The power vested in the Industrial Welfare Commission to fix and determine upon a minimum wage for women and female minor employees carries with it the power to adopt such regulations as might be deemed necessary to effect the enforcement thereof and prevent the secret or surreptitious violation of the order fixing wages in a manner which could not be detected by the Commission without unreasonable expense on its part.

In my judgment, respondents' attack upon the validity of order No. 12–A upon the ground that it contains no findings of fact and was not promulgated in conformity with the requirements of law must fail for the reason that this appeal comes to us upon the judgment roll alone, and we must therefore assume that sufficient and competent evidence was introduced in the court below to sustain the finding by the trial judge that “it is further true that every act and thing required by statute to be done by said Commission in the promulgation and adoption of said Order No. 12–A was done by said Commission within the time and in the form required by statute.”

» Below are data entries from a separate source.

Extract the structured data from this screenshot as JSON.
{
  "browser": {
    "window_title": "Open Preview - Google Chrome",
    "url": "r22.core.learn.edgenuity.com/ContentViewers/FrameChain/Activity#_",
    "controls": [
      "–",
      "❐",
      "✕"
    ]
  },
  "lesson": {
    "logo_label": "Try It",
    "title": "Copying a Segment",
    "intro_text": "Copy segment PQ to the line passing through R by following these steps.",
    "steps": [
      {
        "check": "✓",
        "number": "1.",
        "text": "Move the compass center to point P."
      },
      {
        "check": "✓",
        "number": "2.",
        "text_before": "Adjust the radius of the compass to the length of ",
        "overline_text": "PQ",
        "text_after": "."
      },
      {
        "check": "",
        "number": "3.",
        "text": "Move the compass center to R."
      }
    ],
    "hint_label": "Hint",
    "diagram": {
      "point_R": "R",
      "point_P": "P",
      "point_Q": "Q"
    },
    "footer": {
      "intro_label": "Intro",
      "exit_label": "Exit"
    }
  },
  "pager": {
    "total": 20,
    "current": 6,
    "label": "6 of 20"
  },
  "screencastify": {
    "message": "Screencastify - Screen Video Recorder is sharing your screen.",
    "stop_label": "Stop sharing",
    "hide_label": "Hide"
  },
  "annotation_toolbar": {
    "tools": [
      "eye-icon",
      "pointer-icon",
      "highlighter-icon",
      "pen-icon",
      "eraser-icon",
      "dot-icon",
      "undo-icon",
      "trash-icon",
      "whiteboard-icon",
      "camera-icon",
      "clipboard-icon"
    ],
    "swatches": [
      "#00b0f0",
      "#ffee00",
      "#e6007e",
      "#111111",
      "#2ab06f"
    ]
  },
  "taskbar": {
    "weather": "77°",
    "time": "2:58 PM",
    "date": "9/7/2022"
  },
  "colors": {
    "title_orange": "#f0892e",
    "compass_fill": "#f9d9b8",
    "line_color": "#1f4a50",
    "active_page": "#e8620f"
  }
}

Finally, respondents assert and the majority opinion agrees that the judgment must be affirmed for the reason that subsequent to the enactment of the tipping statute of 1929, the Industrial Welfare Commission construed the act as having superseded section 3 of its order No. 12–A and ruled that tips could be counted as wages provided employers complied with the provisions of the 1929 tipping statute. Undoubtedly it is the rule, as set forth in the main opinion, that in construing a statute its contemporaneous and practical construction by a board or commission charged with its execution is entitled to consideration and weight; but it is also the rule that while such construction is entitled to consideration it is not conclusive of the question. Only when it becomes necessary to clear up uncertainties and ambiguities may resort be had to the practical construction of a statute. The clear language or plain meaning of a statute cannot be altered by the contemporaneous construction placed thereon by an administrative board. Montgomery v. Board of Administration, etc., 34 Cal.App.2d 514, 521, 93 P.2d 1046, 94 P.2d 610. The provisions of the statutes and laws now before us do not admit the application of the rule of practical construction, because there is no uncertainty or ambiguity attached to them. Whatever erroneous interpretation or construction may have been placed on the statute and laws by former chiefs and members of the Industrial Welfare Commission, and whatever may have been the reasons for such construction or interpretation and consequent failure to enforce such statutes and laws, we are not authorized to follow such erroneous construction where the meaning of the statutes is certain and without ambiguity.

By the judgment here under consideration it was also decreed that an order made by the chief of the Division of Industrial Welfare under date of January 18, 1940, by which respondents were directed to furnish uniforms to their employees, was invalid and void, and appellants were restrained from attempting to enforce the same. Appellants concede the validity of this portion of the judgment and do not contend that the chief of the Division of Industrial Welfare was vested with power to compel the owners of drive–in restaurants to furnish uniforms to their employees. This portion of the judgment should therefore in my opinion be upheld.

For the foregoing reasons, it is my belief that the judgment should be reversed and the cause remanded, with directions to the court below to modify the same in accordance with the views I have herein expressed.

DORAN, Justice.

YORK, P. J., concurred.